§ Required work:
The records that appear below are to be restated word for word.

§ Working data:
┄┄┄┄┄┄┄┄┄┄
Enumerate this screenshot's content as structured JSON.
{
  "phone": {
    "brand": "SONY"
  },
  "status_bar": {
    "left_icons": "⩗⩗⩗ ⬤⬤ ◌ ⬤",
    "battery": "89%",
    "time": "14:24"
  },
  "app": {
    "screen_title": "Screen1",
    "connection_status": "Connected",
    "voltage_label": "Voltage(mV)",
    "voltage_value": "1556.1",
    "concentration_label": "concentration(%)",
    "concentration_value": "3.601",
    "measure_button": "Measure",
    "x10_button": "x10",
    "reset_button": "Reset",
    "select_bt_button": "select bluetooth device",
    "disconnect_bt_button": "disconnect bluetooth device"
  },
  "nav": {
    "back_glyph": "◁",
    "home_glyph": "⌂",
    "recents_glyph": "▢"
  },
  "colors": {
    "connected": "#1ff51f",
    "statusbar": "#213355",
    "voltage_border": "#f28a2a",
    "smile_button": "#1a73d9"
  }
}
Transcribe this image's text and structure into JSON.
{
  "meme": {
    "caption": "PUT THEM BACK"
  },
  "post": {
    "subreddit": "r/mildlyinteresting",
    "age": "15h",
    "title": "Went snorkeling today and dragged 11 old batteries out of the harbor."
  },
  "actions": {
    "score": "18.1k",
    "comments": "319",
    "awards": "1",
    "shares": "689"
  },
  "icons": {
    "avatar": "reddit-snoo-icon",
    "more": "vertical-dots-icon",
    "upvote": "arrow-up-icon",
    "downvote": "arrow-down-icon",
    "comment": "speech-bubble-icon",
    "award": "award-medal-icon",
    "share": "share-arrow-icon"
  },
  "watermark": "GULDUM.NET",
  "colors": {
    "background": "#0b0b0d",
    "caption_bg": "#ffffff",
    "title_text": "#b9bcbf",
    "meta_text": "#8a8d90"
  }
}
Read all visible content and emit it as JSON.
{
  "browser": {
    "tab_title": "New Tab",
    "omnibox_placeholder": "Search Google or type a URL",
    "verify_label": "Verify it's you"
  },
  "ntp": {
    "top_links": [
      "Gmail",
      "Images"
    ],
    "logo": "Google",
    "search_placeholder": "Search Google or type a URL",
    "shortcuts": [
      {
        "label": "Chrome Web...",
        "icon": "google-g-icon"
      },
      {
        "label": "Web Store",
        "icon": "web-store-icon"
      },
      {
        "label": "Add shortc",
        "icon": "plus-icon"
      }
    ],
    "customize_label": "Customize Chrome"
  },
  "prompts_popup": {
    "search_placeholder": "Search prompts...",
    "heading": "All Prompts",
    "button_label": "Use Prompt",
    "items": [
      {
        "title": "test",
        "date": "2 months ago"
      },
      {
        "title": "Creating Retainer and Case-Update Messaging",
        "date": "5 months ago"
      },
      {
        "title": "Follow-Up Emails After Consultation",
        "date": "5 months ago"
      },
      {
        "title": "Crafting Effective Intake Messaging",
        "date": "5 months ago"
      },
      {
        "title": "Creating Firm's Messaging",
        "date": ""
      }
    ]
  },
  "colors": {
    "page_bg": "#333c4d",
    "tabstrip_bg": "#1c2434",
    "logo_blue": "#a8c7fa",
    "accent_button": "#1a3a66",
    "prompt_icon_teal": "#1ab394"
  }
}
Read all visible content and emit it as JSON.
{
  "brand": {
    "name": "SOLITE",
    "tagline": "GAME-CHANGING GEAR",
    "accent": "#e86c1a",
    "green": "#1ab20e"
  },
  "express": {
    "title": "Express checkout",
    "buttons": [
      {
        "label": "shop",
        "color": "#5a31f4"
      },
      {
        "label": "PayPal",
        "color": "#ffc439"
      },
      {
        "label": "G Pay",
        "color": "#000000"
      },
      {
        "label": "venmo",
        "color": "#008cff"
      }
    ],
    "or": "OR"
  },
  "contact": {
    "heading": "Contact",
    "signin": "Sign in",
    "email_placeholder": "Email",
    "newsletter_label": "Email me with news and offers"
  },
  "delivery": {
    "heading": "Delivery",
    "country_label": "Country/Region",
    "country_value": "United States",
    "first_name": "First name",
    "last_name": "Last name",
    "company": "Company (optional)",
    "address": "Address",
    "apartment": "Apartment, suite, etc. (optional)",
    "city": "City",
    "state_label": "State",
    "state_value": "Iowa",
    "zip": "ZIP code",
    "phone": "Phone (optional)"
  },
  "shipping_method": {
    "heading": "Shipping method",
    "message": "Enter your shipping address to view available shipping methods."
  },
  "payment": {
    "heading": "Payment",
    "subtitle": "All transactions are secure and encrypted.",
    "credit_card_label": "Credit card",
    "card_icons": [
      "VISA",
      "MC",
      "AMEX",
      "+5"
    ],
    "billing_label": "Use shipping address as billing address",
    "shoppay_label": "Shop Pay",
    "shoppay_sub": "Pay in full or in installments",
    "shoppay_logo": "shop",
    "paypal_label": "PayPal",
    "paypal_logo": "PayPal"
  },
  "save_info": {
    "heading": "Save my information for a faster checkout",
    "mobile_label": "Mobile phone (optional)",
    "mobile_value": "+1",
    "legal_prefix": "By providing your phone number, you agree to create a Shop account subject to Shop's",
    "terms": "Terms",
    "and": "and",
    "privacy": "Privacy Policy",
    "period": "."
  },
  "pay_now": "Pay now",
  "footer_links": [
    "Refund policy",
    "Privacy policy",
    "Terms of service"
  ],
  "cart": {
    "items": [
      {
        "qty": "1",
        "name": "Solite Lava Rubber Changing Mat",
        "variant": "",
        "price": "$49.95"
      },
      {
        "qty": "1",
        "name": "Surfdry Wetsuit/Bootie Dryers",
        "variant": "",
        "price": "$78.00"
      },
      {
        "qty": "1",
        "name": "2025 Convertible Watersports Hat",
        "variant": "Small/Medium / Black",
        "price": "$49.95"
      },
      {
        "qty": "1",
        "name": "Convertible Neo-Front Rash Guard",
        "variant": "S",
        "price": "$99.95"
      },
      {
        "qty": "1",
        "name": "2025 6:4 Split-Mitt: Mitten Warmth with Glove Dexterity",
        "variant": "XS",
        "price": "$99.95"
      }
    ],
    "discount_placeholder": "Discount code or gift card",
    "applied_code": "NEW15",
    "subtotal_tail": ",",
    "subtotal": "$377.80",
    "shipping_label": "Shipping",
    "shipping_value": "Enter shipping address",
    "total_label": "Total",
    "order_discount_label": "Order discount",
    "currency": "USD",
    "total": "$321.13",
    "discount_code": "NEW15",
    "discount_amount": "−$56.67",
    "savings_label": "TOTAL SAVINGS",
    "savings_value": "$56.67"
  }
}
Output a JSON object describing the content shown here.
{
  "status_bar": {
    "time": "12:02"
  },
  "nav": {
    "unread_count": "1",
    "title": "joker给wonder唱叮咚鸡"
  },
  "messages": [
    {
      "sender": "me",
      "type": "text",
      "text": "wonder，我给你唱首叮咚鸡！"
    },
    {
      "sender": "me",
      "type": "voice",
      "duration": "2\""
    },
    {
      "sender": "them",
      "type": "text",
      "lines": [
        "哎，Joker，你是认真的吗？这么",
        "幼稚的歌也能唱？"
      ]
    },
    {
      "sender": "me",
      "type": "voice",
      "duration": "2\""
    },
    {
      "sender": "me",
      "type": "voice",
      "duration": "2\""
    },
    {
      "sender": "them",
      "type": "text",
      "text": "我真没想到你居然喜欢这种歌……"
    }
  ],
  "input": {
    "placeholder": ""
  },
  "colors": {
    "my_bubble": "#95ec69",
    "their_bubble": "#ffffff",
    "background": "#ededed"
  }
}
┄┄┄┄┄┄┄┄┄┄
§ Answer to this exercise:
Enumerate this screenshot's content as structured JSON.
{
  "phone": {
    "brand": "SONY"
  },
  "status_bar": {
    "left_icons": "⩗⩗⩗ ⬤⬤ ◌ ⬤",
    "battery": "89%",
    "time": "14:24"
  },
  "app": {
    "screen_title": "Screen1",
    "connection_status": "Connected",
    "voltage_label": "Voltage(mV)",
    "voltage_value": "1556.1",
    "concentration_label": "concentration(%)",
    "concentration_value": "3.601",
    "measure_button": "Measure",
    "x10_button": "x10",
    "reset_button": "Reset",
    "select_bt_button": "select bluetooth device",
    "disconnect_bt_button": "disconnect bluetooth device"
  },
  "nav": {
    "back_glyph": "◁",
    "home_glyph": "⌂",
    "recents_glyph": "▢"
  },
  "colors": {
    "connected": "#1ff51f",
    "statusbar": "#213355",
    "voltage_border": "#f28a2a",
    "smile_button": "#1a73d9"
  }
}
Transcribe this image's text and structure into JSON.
{
  "meme": {
    "caption": "PUT THEM BACK"
  },
  "post": {
    "subreddit": "r/mildlyinteresting",
    "age": "15h",
    "title": "Went snorkeling today and dragged 11 old batteries out of the harbor."
  },
  "actions": {
    "score": "18.1k",
    "comments": "319",
    "awards": "1",
    "shares": "689"
  },
  "icons": {
    "avatar": "reddit-snoo-icon",
    "more": "vertical-dots-icon",
    "upvote": "arrow-up-icon",
    "downvote": "arrow-down-icon",
    "comment": "speech-bubble-icon",
    "award": "award-medal-icon",
    "share": "share-arrow-icon"
  },
  "watermark": "GULDUM.NET",
  "colors": {
    "background": "#0b0b0d",
    "caption_bg": "#ffffff",
    "title_text": "#b9bcbf",
    "meta_text": "#8a8d90"
  }
}
Read all visible content and emit it as JSON.
{
  "browser": {
    "tab_title": "New Tab",
    "omnibox_placeholder": "Search Google or type a URL",
    "verify_label": "Verify it's you"
  },
  "ntp": {
    "top_links": [
      "Gmail",
      "Images"
    ],
    "logo": "Google",
    "search_placeholder": "Search Google or type a URL",
    "shortcuts": [
      {
        "label": "Chrome Web...",
        "icon": "google-g-icon"
      },
      {
        "label": "Web Store",
        "icon": "web-store-icon"
      },
      {
        "label": "Add shortc",
        "icon": "plus-icon"
      }
    ],
    "customize_label": "Customize Chrome"
  },
  "prompts_popup": {
    "search_placeholder": "Search prompts...",
    "heading": "All Prompts",
    "button_label": "Use Prompt",
    "items": [
      {
        "title": "test",
        "date": "2 months ago"
      },
      {
        "title": "Creating Retainer and Case-Update Messaging",
        "date": "5 months ago"
      },
      {
        "title": "Follow-Up Emails After Consultation",
        "date": "5 months ago"
      },
      {
        "title": "Crafting Effective Intake Messaging",
        "date": "5 months ago"
      },
      {
        "title": "Creating Firm's Messaging",
        "date": ""
      }
    ]
  },
  "colors": {
    "page_bg": "#333c4d",
    "tabstrip_bg": "#1c2434",
    "logo_blue": "#a8c7fa",
    "accent_button": "#1a3a66",
    "prompt_icon_teal": "#1ab394"
  }
}
Read all visible content and emit it as JSON.
{
  "brand": {
    "name": "SOLITE",
    "tagline": "GAME-CHANGING GEAR",
    "accent": "#e86c1a",
    "green": "#1ab20e"
  },
  "express": {
    "title": "Express checkout",
    "buttons": [
      {
        "label": "shop",
        "color": "#5a31f4"
      },
      {
        "label": "PayPal",
        "color": "#ffc439"
      },
      {
        "label": "G Pay",
        "color": "#000000"
      },
      {
        "label": "venmo",
        "color": "#008cff"
      }
    ],
    "or": "OR"
  },
  "contact": {
    "heading": "Contact",
    "signin": "Sign in",
    "email_placeholder": "Email",
    "newsletter_label": "Email me with news and offers"
  },
  "delivery": {
    "heading": "Delivery",
    "country_label": "Country/Region",
    "country_value": "United States",
    "first_name": "First name",
    "last_name": "Last name",
    "company": "Company (optional)",
    "address": "Address",
    "apartment": "Apartment, suite, etc. (optional)",
    "city": "City",
    "state_label": "State",
    "state_value": "Iowa",
    "zip": "ZIP code",
    "phone": "Phone (optional)"
  },
  "shipping_method": {
    "heading": "Shipping method",
    "message": "Enter your shipping address to view available shipping methods."
  },
  "payment": {
    "heading": "Payment",
    "subtitle": "All transactions are secure and encrypted.",
    "credit_card_label": "Credit card",
    "card_icons": [
      "VISA",
      "MC",
      "AMEX",
      "+5"
    ],
    "billing_label": "Use shipping address as billing address",
    "shoppay_label": "Shop Pay",
    "shoppay_sub": "Pay in full or in installments",
    "shoppay_logo": "shop",
    "paypal_label": "PayPal",
    "paypal_logo": "PayPal"
  },
  "save_info": {
    "heading": "Save my information for a faster checkout",
    "mobile_label": "Mobile phone (optional)",
    "mobile_value": "+1",
    "legal_prefix": "By providing your phone number, you agree to create a Shop account subject to Shop's",
    "terms": "Terms",
    "and": "and",
    "privacy": "Privacy Policy",
    "period": "."
  },
  "pay_now": "Pay now",
  "footer_links": [
    "Refund policy",
    "Privacy policy",
    "Terms of service"
  ],
  "cart": {
    "items": [
      {
        "qty": "1",
        "name": "Solite Lava Rubber Changing Mat",
        "variant": "",
        "price": "$49.95"
      },
      {
        "qty": "1",
        "name": "Surfdry Wetsuit/Bootie Dryers",
        "variant": "",
        "price": "$78.00"
      },
      {
        "qty": "1",
        "name": "2025 Convertible Watersports Hat",
        "variant": "Small/Medium / Black",
        "price": "$49.95"
      },
      {
        "qty": "1",
        "name": "Convertible Neo-Front Rash Guard",
        "variant": "S",
        "price": "$99.95"
      },
      {
        "qty": "1",
        "name": "2025 6:4 Split-Mitt: Mitten Warmth with Glove Dexterity",
        "variant": "XS",
        "price": "$99.95"
      }
    ],
    "discount_placeholder": "Discount code or gift card",
    "applied_code": "NEW15",
    "subtotal_tail": ",",
    "subtotal": "$377.80",
    "shipping_label": "Shipping",
    "shipping_value": "Enter shipping address",
    "total_label": "Total",
    "order_discount_label": "Order discount",
    "currency": "USD",
    "total": "$321.13",
    "discount_code": "NEW15",
    "discount_amount": "−$56.67",
    "savings_label": "TOTAL SAVINGS",
    "savings_value": "$56.67"
  }
}
Output a JSON object describing the content shown here.
{
  "status_bar": {
    "time": "12:02"
  },
  "nav": {
    "unread_count": "1",
    "title": "joker给wonder唱叮咚鸡"
  },
  "messages": [
    {
      "sender": "me",
      "type": "text",
      "text": "wonder，我给你唱首叮咚鸡！"
    },
    {
      "sender": "me",
      "type": "voice",
      "duration": "2\""
    },
    {
      "sender": "them",
      "type": "text",
      "lines": [
        "哎，Joker，你是认真的吗？这么",
        "幼稚的歌也能唱？"
      ]
    },
    {
      "sender": "me",
      "type": "voice",
      "duration": "2\""
    },
    {
      "sender": "me",
      "type": "voice",
      "duration": "2\""
    },
    {
      "sender": "them",
      "type": "text",
      "text": "我真没想到你居然喜欢这种歌……"
    }
  ],
  "input": {
    "placeholder": ""
  },
  "colors": {
    "my_bubble": "#95ec69",
    "their_bubble": "#ffffff",
    "background": "#ededed"
  }
}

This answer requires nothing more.